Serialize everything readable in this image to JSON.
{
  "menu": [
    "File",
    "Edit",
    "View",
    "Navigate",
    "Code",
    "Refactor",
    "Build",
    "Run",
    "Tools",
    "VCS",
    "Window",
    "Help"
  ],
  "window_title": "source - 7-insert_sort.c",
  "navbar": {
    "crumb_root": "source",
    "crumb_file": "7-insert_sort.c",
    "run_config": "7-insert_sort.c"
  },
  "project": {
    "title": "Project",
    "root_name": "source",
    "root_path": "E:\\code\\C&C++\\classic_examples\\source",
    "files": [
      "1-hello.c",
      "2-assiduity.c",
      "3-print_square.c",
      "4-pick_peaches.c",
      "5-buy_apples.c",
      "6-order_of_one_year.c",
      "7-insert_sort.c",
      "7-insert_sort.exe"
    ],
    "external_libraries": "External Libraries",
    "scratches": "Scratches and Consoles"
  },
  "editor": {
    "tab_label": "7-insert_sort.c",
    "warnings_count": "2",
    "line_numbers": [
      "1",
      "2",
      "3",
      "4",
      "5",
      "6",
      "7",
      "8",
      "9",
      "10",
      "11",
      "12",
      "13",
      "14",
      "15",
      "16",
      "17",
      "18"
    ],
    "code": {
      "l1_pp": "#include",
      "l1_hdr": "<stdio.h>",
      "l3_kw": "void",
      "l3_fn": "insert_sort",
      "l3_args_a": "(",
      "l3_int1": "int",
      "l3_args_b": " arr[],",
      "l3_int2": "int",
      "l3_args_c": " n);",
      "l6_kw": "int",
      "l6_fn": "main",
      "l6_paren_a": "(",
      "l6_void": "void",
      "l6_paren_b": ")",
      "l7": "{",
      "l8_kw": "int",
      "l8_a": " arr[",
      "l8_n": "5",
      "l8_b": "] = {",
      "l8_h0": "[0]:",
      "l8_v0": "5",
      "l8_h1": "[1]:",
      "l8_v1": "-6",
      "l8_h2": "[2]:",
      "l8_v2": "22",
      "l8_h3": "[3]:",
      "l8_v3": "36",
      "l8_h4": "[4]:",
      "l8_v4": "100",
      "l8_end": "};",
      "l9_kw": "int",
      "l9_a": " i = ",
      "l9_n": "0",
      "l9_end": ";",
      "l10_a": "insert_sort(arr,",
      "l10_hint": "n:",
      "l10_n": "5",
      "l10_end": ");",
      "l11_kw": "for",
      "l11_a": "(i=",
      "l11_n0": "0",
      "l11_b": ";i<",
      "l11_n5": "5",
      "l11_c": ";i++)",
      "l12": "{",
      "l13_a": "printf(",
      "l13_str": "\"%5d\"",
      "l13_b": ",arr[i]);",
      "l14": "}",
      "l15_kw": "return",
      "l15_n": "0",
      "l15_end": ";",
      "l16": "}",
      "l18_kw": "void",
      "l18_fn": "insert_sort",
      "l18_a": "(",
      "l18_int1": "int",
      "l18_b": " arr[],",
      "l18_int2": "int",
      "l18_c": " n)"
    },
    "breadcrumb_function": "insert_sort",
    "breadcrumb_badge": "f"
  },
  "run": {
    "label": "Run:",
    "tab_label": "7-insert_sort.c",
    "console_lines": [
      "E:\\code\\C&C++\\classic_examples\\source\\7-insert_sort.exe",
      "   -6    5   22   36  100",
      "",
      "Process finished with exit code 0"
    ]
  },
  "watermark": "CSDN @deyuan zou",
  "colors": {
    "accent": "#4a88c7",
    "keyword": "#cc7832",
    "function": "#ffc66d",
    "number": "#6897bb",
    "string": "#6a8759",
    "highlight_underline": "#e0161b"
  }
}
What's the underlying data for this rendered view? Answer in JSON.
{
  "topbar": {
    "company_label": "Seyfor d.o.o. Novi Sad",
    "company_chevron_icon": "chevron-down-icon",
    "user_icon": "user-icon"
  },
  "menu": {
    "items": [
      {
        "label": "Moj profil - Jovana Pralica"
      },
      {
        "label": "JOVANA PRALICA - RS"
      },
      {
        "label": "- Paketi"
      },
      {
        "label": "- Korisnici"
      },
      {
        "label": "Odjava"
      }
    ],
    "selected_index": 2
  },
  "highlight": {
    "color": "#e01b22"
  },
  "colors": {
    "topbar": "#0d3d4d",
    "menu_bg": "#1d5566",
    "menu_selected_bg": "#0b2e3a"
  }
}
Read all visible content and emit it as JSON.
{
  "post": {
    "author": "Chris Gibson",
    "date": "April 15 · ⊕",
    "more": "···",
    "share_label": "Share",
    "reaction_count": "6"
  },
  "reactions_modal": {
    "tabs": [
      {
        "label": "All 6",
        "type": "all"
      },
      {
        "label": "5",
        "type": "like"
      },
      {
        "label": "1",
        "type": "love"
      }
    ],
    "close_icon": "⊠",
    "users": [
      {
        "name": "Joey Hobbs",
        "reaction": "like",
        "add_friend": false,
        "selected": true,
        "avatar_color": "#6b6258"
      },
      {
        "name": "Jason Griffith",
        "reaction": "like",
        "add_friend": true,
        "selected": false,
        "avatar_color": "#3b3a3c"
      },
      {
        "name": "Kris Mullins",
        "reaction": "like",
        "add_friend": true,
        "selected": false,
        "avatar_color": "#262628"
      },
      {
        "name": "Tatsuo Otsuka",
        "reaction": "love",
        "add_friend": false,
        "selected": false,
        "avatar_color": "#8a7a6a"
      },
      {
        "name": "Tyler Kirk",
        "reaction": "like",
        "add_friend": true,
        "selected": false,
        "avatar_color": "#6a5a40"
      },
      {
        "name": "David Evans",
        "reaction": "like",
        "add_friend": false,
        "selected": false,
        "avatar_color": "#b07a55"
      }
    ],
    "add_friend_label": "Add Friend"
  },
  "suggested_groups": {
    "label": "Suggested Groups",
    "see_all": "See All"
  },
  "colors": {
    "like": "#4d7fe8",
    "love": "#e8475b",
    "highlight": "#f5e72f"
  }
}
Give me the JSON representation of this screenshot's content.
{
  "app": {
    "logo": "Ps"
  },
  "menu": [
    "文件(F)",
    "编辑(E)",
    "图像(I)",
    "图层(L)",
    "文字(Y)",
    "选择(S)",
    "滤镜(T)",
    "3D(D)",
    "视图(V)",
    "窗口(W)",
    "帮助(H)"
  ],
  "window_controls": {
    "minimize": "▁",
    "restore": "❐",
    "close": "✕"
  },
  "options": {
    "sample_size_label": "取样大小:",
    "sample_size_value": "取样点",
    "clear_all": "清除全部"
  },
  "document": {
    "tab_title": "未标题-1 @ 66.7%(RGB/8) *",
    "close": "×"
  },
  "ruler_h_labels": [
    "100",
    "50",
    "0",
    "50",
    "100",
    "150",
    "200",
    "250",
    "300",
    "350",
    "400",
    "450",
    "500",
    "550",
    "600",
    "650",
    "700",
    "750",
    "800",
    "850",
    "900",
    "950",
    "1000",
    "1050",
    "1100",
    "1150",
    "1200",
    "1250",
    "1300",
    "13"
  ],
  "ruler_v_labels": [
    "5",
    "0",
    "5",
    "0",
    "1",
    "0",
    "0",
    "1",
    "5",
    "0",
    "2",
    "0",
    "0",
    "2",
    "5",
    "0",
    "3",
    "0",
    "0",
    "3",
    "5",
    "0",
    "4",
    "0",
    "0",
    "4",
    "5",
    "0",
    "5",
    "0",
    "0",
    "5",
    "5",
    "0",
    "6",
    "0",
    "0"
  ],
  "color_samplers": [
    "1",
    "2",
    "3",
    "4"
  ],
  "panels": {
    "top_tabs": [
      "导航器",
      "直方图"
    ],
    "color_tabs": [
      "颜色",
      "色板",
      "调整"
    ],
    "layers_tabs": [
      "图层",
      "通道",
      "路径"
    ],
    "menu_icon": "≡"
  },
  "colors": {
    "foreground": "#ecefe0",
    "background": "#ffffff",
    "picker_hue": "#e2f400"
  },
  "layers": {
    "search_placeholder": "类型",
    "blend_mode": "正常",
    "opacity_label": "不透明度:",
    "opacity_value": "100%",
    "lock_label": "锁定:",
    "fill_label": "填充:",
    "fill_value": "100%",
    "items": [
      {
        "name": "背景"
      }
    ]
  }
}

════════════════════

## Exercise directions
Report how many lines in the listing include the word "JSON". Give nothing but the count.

## Solution to the exercise
4